However, just spending more on public health (and to be clear again – I support wise investments in public health), isn’t enough. There’s no sense in spending more on a disjointed system. What’s needed is to get all the PHU’s across the Province to integrate into one standard electronic system of record keeping, so that they can more efficiently and effectively contact trace.

More Wide Spread Testing for COVID19

Next of course, we still need more wide spread testing, and ideally we need something called “point of care” testing. Once again, the four countries I referenced earlier led the way in testing as many people as possible. So this needs doing as well.

APP for Contact Tracing
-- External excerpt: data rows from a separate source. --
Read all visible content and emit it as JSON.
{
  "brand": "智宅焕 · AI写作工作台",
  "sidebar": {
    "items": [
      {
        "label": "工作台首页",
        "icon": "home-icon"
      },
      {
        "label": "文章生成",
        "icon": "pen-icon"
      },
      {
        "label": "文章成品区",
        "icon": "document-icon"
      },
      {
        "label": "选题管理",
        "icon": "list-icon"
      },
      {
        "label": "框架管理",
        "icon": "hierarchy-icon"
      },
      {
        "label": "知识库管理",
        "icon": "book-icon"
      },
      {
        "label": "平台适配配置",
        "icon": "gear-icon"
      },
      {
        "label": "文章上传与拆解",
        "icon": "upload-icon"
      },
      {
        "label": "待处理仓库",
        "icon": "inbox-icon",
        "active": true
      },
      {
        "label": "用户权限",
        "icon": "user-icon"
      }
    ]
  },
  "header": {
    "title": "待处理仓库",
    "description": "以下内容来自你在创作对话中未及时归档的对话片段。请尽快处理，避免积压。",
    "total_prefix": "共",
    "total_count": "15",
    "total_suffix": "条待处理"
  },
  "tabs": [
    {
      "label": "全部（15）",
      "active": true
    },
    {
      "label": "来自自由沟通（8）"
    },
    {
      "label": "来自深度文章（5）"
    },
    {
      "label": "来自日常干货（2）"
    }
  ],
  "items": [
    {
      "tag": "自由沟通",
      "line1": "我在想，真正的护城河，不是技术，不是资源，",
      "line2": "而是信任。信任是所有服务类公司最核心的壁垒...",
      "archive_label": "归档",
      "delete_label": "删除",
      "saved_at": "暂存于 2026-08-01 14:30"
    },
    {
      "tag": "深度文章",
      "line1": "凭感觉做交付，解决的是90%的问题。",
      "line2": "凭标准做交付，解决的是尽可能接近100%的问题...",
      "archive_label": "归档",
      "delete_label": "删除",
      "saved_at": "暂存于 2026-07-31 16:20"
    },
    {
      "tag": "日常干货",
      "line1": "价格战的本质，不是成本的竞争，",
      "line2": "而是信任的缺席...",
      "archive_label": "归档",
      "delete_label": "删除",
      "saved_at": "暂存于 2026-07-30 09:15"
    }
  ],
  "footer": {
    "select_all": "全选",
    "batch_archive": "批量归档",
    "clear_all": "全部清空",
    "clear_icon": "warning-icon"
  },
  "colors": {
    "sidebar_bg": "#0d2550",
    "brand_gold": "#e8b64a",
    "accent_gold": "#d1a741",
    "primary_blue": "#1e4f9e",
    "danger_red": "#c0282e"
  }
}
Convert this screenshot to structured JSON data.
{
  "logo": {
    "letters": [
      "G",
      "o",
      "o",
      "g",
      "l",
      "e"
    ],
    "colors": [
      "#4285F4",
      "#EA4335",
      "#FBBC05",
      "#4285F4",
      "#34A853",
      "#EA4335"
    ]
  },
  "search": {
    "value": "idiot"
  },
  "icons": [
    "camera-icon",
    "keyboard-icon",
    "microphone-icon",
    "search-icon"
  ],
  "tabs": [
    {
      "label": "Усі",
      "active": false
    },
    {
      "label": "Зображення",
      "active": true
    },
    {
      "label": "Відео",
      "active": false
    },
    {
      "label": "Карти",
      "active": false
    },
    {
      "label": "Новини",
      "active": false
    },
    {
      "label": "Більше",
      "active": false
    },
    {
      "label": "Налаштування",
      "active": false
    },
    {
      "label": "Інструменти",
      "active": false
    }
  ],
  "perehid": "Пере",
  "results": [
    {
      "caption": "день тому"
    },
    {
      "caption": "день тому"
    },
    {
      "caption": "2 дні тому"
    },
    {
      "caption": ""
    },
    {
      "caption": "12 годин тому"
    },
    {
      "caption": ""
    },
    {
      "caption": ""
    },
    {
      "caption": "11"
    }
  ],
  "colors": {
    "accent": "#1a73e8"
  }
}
Finally, we really should authorize a provincial app for Contact Tracing. Alberta already has one. Alberta has taken many precautions to ensure that patient privacy is protected (app does not use GPS, has a randomized non-identifiable ID, erases data every 21 days etc). We could just use that one, or a more Ontario centric one like this excellent one developed by physicians . It has some what more features and ease of use but uses GPS. Better yet, why not link and App to a patient’s own health care portal like MyChart, which already integrates COVID19 test results?

As the New York Times pointed out, Contact Tracing is hard. However, we need to get on with it. Without effective Contact Tracing, we can’t mitigate against the potential second and third waves of this pandemic. Without mitigation, the economic and health disaster will continue and untold millions more will continue to suffer.

Here’s hoping that instead of just throwing money at a problem, governments of all levels invest smartly at the right tools (standardized PHUs, contact tracing APPs etc.) to deal with the COVID19 Pandemic. The alternative is too frightening to consider.